“The legacy of the A-300 lies in the innovations and their applications … in the fields of composite structures, wing tips (for drag reduction), electrical signaling for secondary controls [and] control of center of gravity,” says Ruxandra Botez, Canada research chair in aircraft modeling and simulation technologies at the University of Quebec.
It was the first passenger aircraft to use composite materials, with fiber-reinforced plastic being used in its tail fin.
Its “successful demonstration of the wide body twin-jet configuration,” says Luigi Martinelli, associate professor of mechanical and aerospace engineering at Princeton University, led to it becoming “the de facto standard.”
“The wing design was quite advanced for the time as it is concurrent with the introduction of supercritical airfoils, and the adoption of other novel technologies,” he adds.
The introduction of a two-person cockpit eliminated the need for an on-board flight engineer, and it also pioneered fly-by-wire control, improving handling and safety.
Still in service
In 1977, the A300B4 became the first ETOPS-compliant aircraft.

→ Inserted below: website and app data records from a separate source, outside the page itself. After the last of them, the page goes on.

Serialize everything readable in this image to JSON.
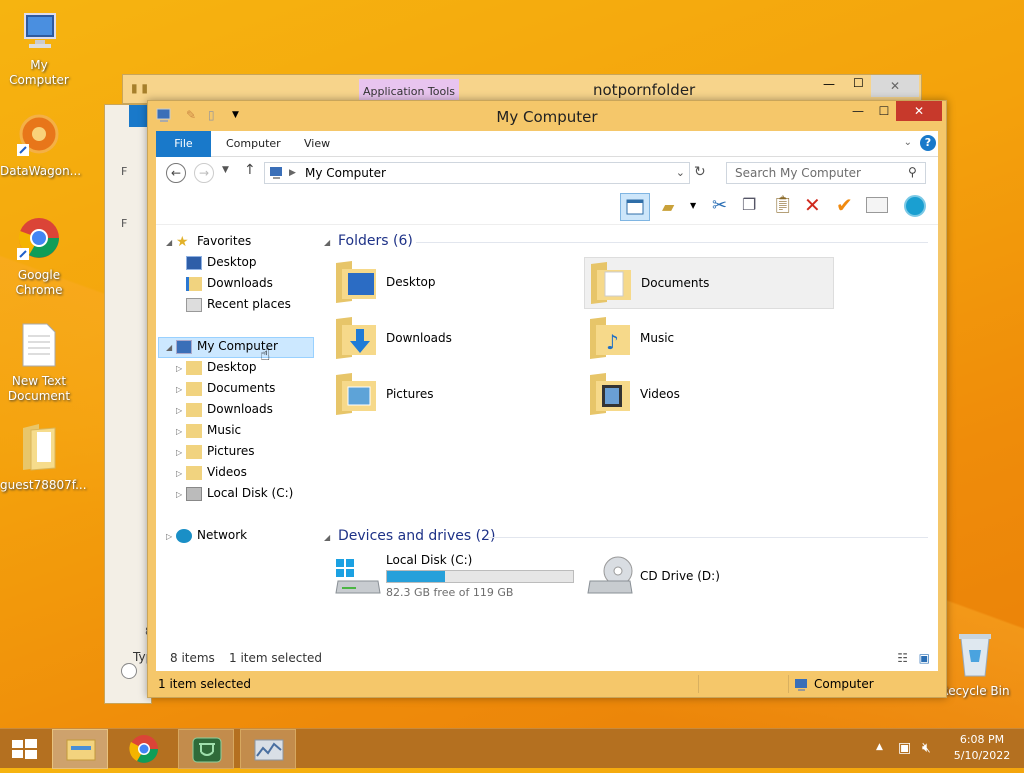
{
  "desktop": {
    "icons": [
      {
        "label": "My Computer"
      },
      {
        "label": "DataWagon..."
      },
      {
        "label": "Google Chrome"
      },
      {
        "label": "New Text Document"
      },
      {
        "label": "guest78807f..."
      },
      {
        "label": "Recycle Bin"
      }
    ]
  },
  "back_window": {
    "title": "notpornfolder",
    "context_tab": "Application Tools",
    "left_glyphs": [
      "F",
      "F",
      "8",
      "Typ"
    ]
  },
  "window": {
    "title": "My Computer",
    "tabs": {
      "file": "File",
      "computer": "Computer",
      "view": "View"
    },
    "address": "My Computer",
    "search_placeholder": "Search My Computer",
    "nav": {
      "favorites": "Favorites",
      "fav_items": [
        "Desktop",
        "Downloads",
        "Recent places"
      ],
      "my_computer": "My Computer",
      "pc_items": [
        "Desktop",
        "Documents",
        "Downloads",
        "Music",
        "Pictures",
        "Videos",
        "Local Disk (C:)"
      ],
      "network": "Network"
    },
    "folders_header": "Folders (6)",
    "folders": [
      "Desktop",
      "Documents",
      "Downloads",
      "Music",
      "Pictures",
      "Videos"
    ],
    "devices_header": "Devices and drives (2)",
    "drive_c": {
      "name": "Local Disk (C:)",
      "free": "82.3 GB free of 119 GB",
      "used_fraction": 0.31
    },
    "drive_d": {
      "name": "CD Drive (D:)"
    },
    "status_items": "8 items",
    "status_selected": "1 item selected",
    "footer_selected": "1 item selected",
    "footer_location": "Computer"
  },
  "taskbar": {
    "time": "6:08 PM",
    "date": "5/10/2022"
  },
  "colors": {
    "accent": "#1979ca",
    "window_frame": "#f5c76a",
    "taskbar": "#b47020",
    "drive_bar": "#26a0da"
  }
}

The draw for this with customers was that it qualified for extended twin-engine operations over water, offering more versatility in routing.

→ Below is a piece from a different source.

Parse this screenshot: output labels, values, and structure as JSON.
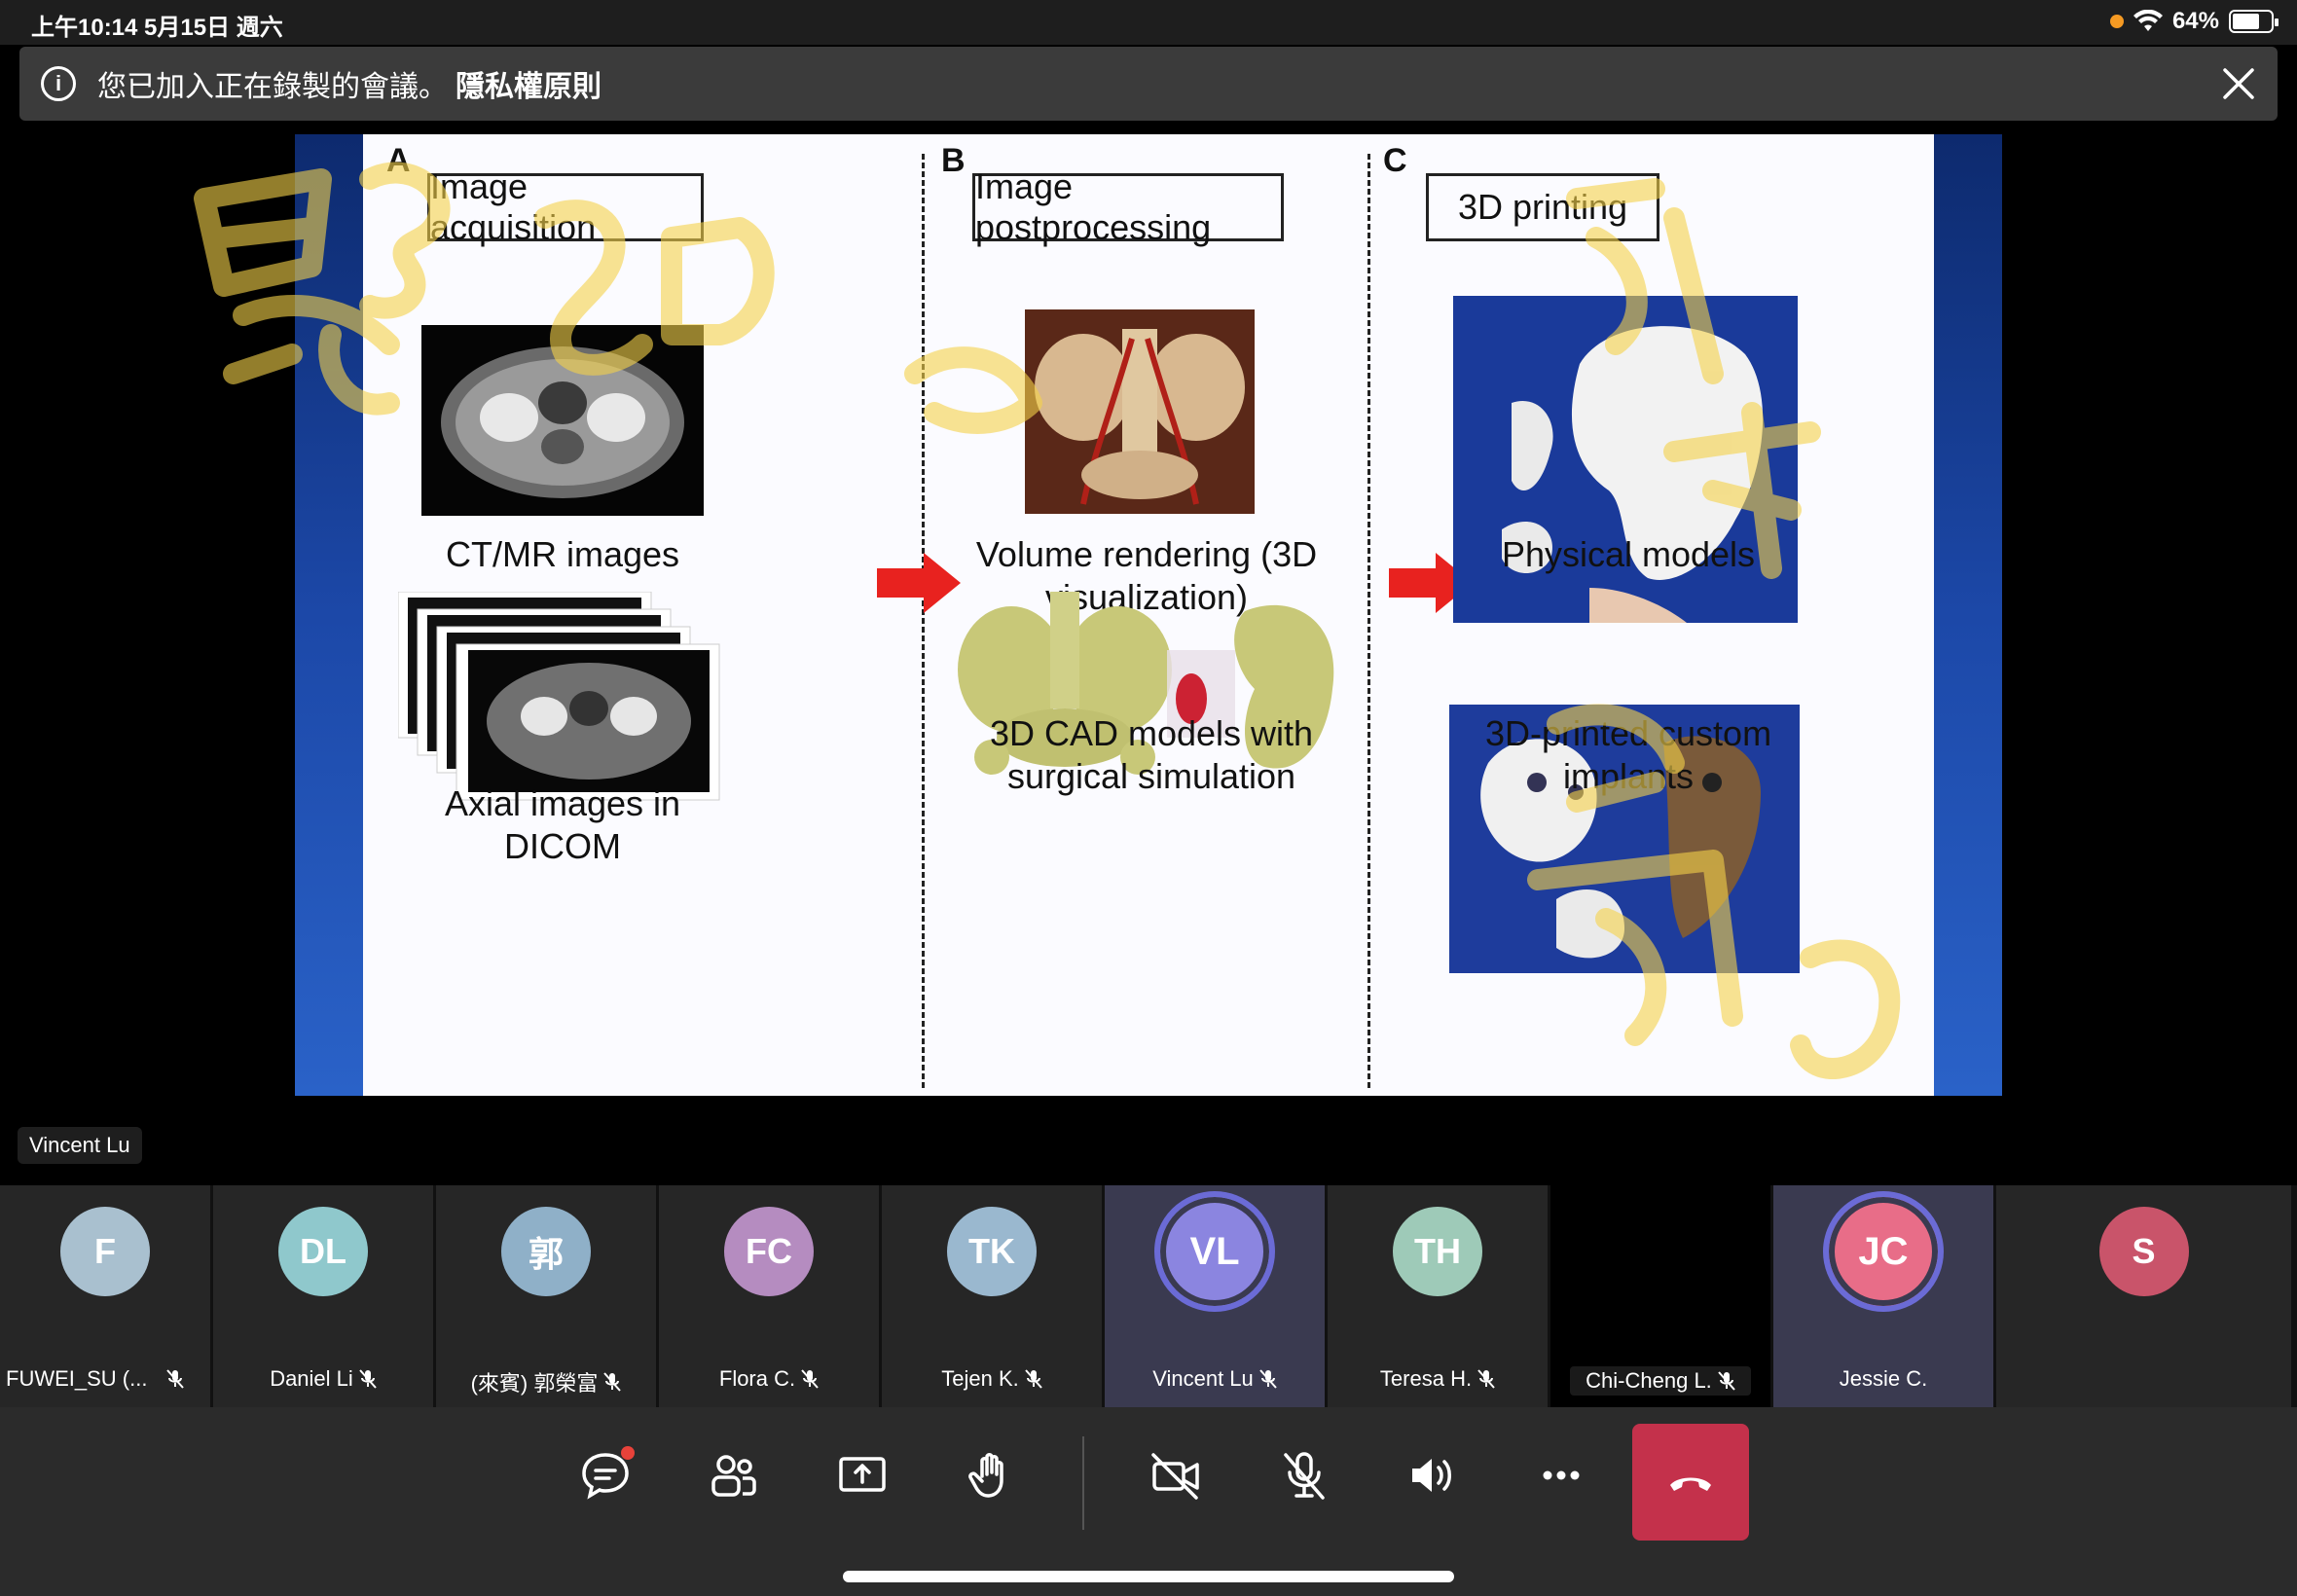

“The initial shortcoming of the project was probably a lack of understanding of the market,” says Martinelli. “I think it is fair to say that the A300 was saved by the ETOPS certification, which opened up a viable market for the plane.”
Guillaume Faury, the CEO of Airbus, said in a statement marking the 50th anniversary, that Airbus “has been a showcase of European integration.”
While the collaborate European project it was unveiled alongside, the Concorde, has captured the public imagination more, the A300 has made its mark as a reliable workhorse.
By the time construction of the A300 ceased in 2007, 561 had been made. Many are still in service today.
Today, they’re mostly used as freight aircraft, with UPS Airlines and FedEx Express its biggest operators.
UPS Airlines Captain Mark Melder tells CNN Travel, “As a captain on the A300 for 17 years, I am a true fan and advocate for the aircraft. Its reliability, performance and comfort have proven it to be a pilot’s aircraft.
“Things are only going to get better for those of us that fly the A300, as we are in the process of modernizing the flight deck. This will keep us flying this tremendous aircraft well into the future.”